madamab's picture
Submitted by madamab on

All three candidates, IMO, could be poster children for why the legacy parties suck and why trying to choose among their candidates is, in the long run, a losing proposition.

Yes, yes, yes. "2% less evil!!!" doesn't cut it for me anymore.

Submitted by Anne on

people who are refusing to be guilted, goaded, harangued and terrorized into voting for candidates who (1) haven't done the jobs they were elected to do, even if "the other guys" probably wouldn't do them either, (2) consistently turn a deaf ear to the little people, the better to hear the sound of corporate cash fluttering into their coffers, (3) talk a good story, but fail to act accordingly, (4) view women's issues as peripheral, (5) have a distinctly "where else are they gonna go?" attitude.

I can't do it anymore because it doesn't get me better representation or better governance.

Oh, oh - but, if I don't vote, the other guys, the scary Republican crazies will win, and then lfe as we know it will end and it will be All. My. Fault.

Uh, no. The fault will lie with the weak-willed electorate that thinks "but the other guys are worse" is an actual standard worth groveling for, and doesn't demand better. The Democratic power structure is not going to fix itself - the giant descent they made into utter mediocrity and craven self-interest in 2008 ought to be proof of that - they LIKE it like this.

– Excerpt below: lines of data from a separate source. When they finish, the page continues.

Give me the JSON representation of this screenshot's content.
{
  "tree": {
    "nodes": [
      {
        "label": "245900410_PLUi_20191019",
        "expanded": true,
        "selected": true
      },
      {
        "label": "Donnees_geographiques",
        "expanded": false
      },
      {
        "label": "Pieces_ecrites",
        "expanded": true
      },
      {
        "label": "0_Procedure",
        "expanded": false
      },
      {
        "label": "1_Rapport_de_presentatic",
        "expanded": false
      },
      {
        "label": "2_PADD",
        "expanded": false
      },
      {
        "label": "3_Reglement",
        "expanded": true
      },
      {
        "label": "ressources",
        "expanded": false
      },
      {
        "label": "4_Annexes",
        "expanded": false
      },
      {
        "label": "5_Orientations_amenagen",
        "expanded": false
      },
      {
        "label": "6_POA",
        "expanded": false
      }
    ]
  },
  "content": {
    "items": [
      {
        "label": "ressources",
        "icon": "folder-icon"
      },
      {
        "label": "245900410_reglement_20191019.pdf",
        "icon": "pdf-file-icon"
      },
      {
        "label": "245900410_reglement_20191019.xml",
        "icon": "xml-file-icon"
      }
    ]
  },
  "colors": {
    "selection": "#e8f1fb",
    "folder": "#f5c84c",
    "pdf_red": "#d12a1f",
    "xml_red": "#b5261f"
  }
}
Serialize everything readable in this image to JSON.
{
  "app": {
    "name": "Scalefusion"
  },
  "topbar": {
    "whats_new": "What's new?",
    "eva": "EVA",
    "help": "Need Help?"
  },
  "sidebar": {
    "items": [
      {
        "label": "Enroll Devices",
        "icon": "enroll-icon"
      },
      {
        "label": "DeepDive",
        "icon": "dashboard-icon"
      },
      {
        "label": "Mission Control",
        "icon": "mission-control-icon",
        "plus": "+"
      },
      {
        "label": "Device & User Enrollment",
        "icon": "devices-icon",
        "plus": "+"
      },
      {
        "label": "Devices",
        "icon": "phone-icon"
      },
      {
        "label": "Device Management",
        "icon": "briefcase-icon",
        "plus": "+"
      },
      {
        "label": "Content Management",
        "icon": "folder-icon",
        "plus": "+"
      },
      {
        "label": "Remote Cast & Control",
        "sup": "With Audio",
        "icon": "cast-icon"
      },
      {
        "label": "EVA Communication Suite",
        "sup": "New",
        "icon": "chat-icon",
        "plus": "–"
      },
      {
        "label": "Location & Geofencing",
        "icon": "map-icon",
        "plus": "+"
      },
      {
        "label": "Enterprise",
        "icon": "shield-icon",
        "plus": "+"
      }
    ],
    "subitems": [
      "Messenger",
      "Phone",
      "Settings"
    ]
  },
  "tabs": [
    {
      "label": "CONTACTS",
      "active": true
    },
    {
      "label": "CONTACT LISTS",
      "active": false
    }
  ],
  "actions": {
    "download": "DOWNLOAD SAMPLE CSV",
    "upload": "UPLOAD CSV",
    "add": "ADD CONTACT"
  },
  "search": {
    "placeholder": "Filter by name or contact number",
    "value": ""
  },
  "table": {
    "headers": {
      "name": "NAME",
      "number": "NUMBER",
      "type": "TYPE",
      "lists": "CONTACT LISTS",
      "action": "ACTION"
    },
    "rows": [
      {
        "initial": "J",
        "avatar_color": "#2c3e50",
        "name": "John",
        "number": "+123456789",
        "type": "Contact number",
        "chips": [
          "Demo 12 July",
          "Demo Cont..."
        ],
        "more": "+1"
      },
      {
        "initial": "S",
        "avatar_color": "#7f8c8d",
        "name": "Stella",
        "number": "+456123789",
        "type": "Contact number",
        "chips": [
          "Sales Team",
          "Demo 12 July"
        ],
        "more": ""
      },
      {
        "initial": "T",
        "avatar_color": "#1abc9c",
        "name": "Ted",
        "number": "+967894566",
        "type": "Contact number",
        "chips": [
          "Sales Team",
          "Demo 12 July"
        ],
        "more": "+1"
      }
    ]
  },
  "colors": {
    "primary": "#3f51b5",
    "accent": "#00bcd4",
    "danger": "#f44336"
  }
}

Yeah, so if the current crop of bums just make way for a different crop of bums, well, maybe that's what it will take for things to really start to change.